The Customary Law Perspective
Unlike the treaty law regime, there has been an impressive development in opinion juris. Considering the current state of treaty law, the development is relieving for the legal regime on the issue could benefit from the general principles of international humanitarian law. The application of customary law could be especially useful in context of non-international armed conflicts.
International Environment Law in Context of Armed Conflicts
The issue has been largely viewed through the lens of law of armed conflicts. This approach seems perhaps too shallow, especially when it is settled that international law applicable during armed conflicts goes beyond the normative setup of humanitarian law. In the light of the inadequacies in humanitarian law setup, International Environmental Law could be a useful way out. Several notable multilateral environmental treaties call for protection of environment during armed conflict. However, their application in the context of armed conflicts is complicated for several reasons. Firstly, international environmental law is itself in an evolutionary phase. Secondly, its application in the context of international humanitarian law brings several concerns in realm of status of lex specialis norms in international law. These concerns are compounded by apprehensions regarding fragmentation of international law. Hence, if we are to employ provisions of international environment law in context of armed conflicts, more deliberation is required.
To strengthen the normative setup, ILC introduced the issue to its program of the work in 2014. ILC aimed to advance proposals on legal protections against the destruction of the environment during armed conflicts. The issue has managed to be one of the topics that the commission will deal with in its 70th session. Between 2014 and 2018, ILC has published three reports on the issue and it seems clear that study goes beyond the law of armed conflict. The end product of the study will be compilation of draft principles on protection of the environment in relation to armed conflict. As the title suggests, the commission has taken all the phases, i.e. before, during and after the conflict, into account. While such a compressive approach is praiseworthy, drafting principles for pre-conflict as well as post-conflict phases could involve several complexities. Some of those complexities are well reflected in the current the current drafts as several principles are vague.

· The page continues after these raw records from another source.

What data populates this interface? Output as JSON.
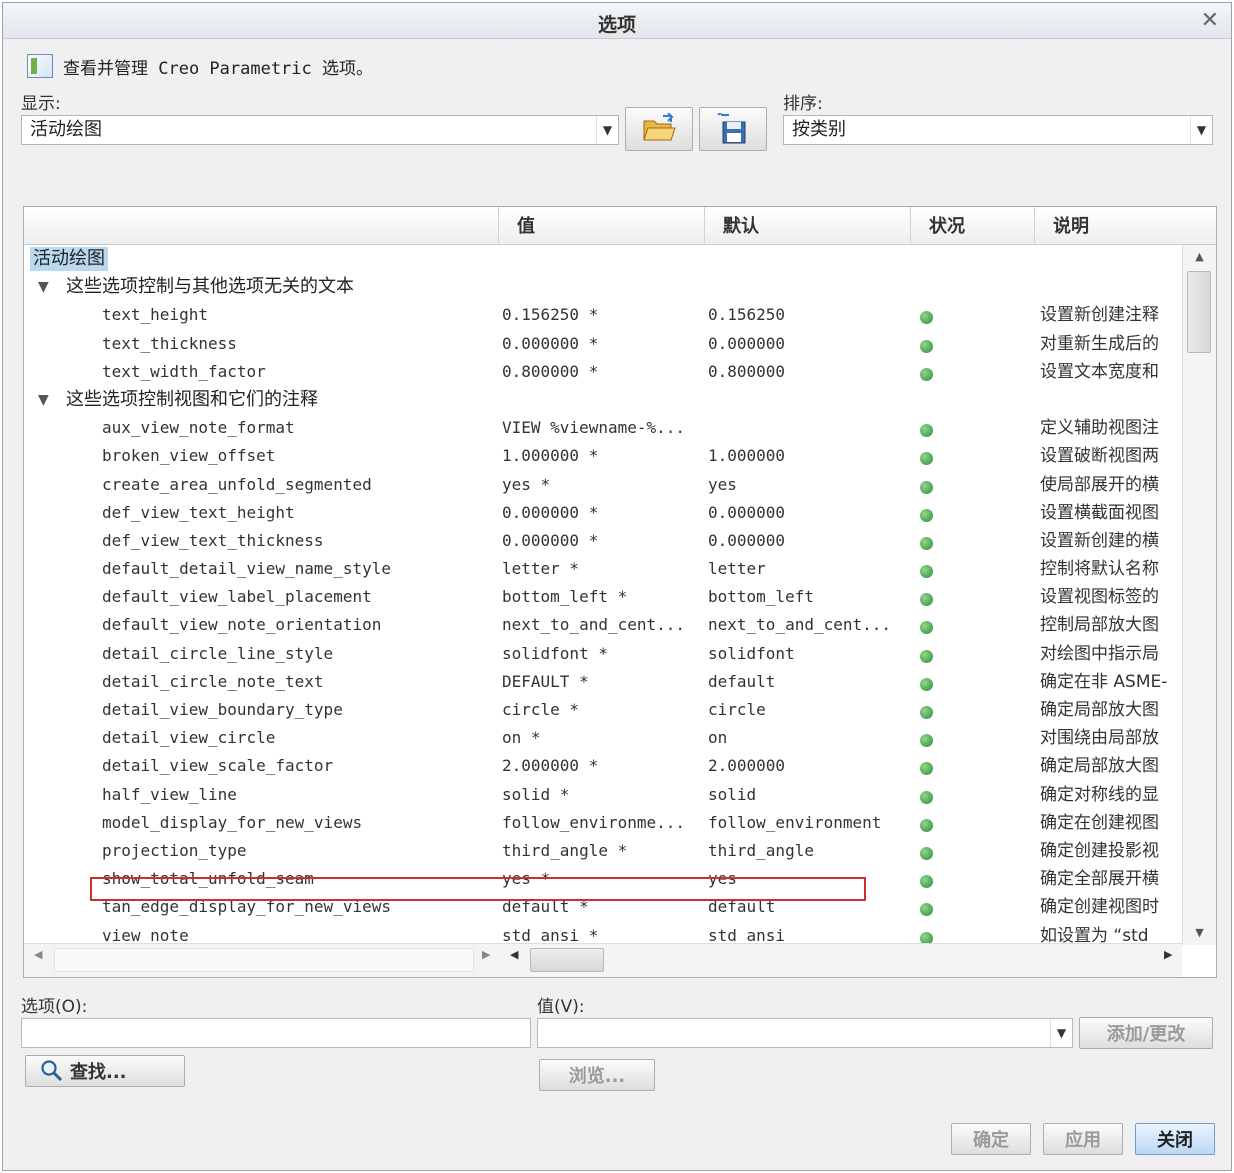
{
  "window": {
    "title": "选项"
  },
  "intro": {
    "text": "查看并管理 Creo Parametric 选项。"
  },
  "display": {
    "label": "显示:",
    "value": "活动绘图"
  },
  "sort": {
    "label": "排序:",
    "value": "按类别"
  },
  "table": {
    "headers": {
      "value": "值",
      "default": "默认",
      "status": "状况",
      "description": "说明"
    },
    "category": "活动绘图",
    "groups": [
      {
        "title": "这些选项控制与其他选项无关的文本"
      },
      {
        "title": "这些选项控制视图和它们的注释"
      }
    ],
    "rows": [
      {
        "name": "text_height",
        "value": "0.156250 *",
        "default": "0.156250",
        "desc": "设置新创建注释"
      },
      {
        "name": "text_thickness",
        "value": "0.000000 *",
        "default": "0.000000",
        "desc": "对重新生成后的"
      },
      {
        "name": "text_width_factor",
        "value": "0.800000 *",
        "default": "0.800000",
        "desc": "设置文本宽度和"
      },
      {
        "name": "aux_view_note_format",
        "value": "VIEW %viewname-%...",
        "default": "",
        "desc": "定义辅助视图注"
      },
      {
        "name": "broken_view_offset",
        "value": "1.000000 *",
        "default": "1.000000",
        "desc": "设置破断视图两"
      },
      {
        "name": "create_area_unfold_segmented",
        "value": "yes *",
        "default": "yes",
        "desc": "使局部展开的横"
      },
      {
        "name": "def_view_text_height",
        "value": "0.000000 *",
        "default": "0.000000",
        "desc": "设置横截面视图"
      },
      {
        "name": "def_view_text_thickness",
        "value": "0.000000 *",
        "default": "0.000000",
        "desc": "设置新创建的横"
      },
      {
        "name": "default_detail_view_name_style",
        "value": "letter *",
        "default": "letter",
        "desc": "控制将默认名称"
      },
      {
        "name": "default_view_label_placement",
        "value": "bottom_left *",
        "default": "bottom_left",
        "desc": "设置视图标签的"
      },
      {
        "name": "default_view_note_orientation",
        "value": "next_to_and_cent...",
        "default": "next_to_and_cent...",
        "desc": "控制局部放大图"
      },
      {
        "name": "detail_circle_line_style",
        "value": "solidfont *",
        "default": "solidfont",
        "desc": "对绘图中指示局"
      },
      {
        "name": "detail_circle_note_text",
        "value": "DEFAULT *",
        "default": "default",
        "desc": "确定在非 ASME-"
      },
      {
        "name": "detail_view_boundary_type",
        "value": "circle *",
        "default": "circle",
        "desc": "确定局部放大图"
      },
      {
        "name": "detail_view_circle",
        "value": "on *",
        "default": "on",
        "desc": "对围绕由局部放"
      },
      {
        "name": "detail_view_scale_factor",
        "value": "2.000000 *",
        "default": "2.000000",
        "desc": "确定局部放大图"
      },
      {
        "name": "half_view_line",
        "value": "solid *",
        "default": "solid",
        "desc": "确定对称线的显"
      },
      {
        "name": "model_display_for_new_views",
        "value": "follow_environme...",
        "default": "follow_environment",
        "desc": "确定在创建视图"
      },
      {
        "name": "projection_type",
        "value": "third_angle *",
        "default": "third_angle",
        "desc": "确定创建投影视"
      },
      {
        "name": "show_total_unfold_seam",
        "value": "yes *",
        "default": "yes",
        "desc": "确定全部展开横"
      },
      {
        "name": "tan_edge_display_for_new_views",
        "value": "default *",
        "default": "default",
        "desc": "确定创建视图时"
      },
      {
        "name": "view_note",
        "value": "std_ansi *",
        "default": "std_ansi",
        "desc": "如设置为 “std_"
      }
    ]
  },
  "option_field": {
    "label": "选项(O):",
    "value": ""
  },
  "value_field": {
    "label": "值(V):",
    "value": ""
  },
  "buttons": {
    "add_change": "添加/更改",
    "find": "查找...",
    "browse": "浏览...",
    "ok": "确定",
    "apply": "应用",
    "close": "关闭"
  },
  "colors": {
    "highlight_border": "#c8322d",
    "status_dot": "#2e8b3a",
    "category_highlight": "#b9d9f1"
  }
}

Environment continues to be a silent victim amidst contemporary armed conflicts. In an era where around twenty percent of the environmental degradation occurs as a direct result of military activities, legal setup must be well-equipped to deter direct or indirect destruction of environment resulting from such armed conflicts. As discussed above, treaty law is imprecise and leaves much of severe environmental harm outside the its scope. The current ILC program could be a milestone in the strengthening the international regime on the issue.
About the Author:
Parimal Kashyap is a 3rd-year law student at Dr. Ram Manohar Lohiya National Law University, Lucknow. He is an editor of RMLNLU Law Review. He has a keen interest in international law.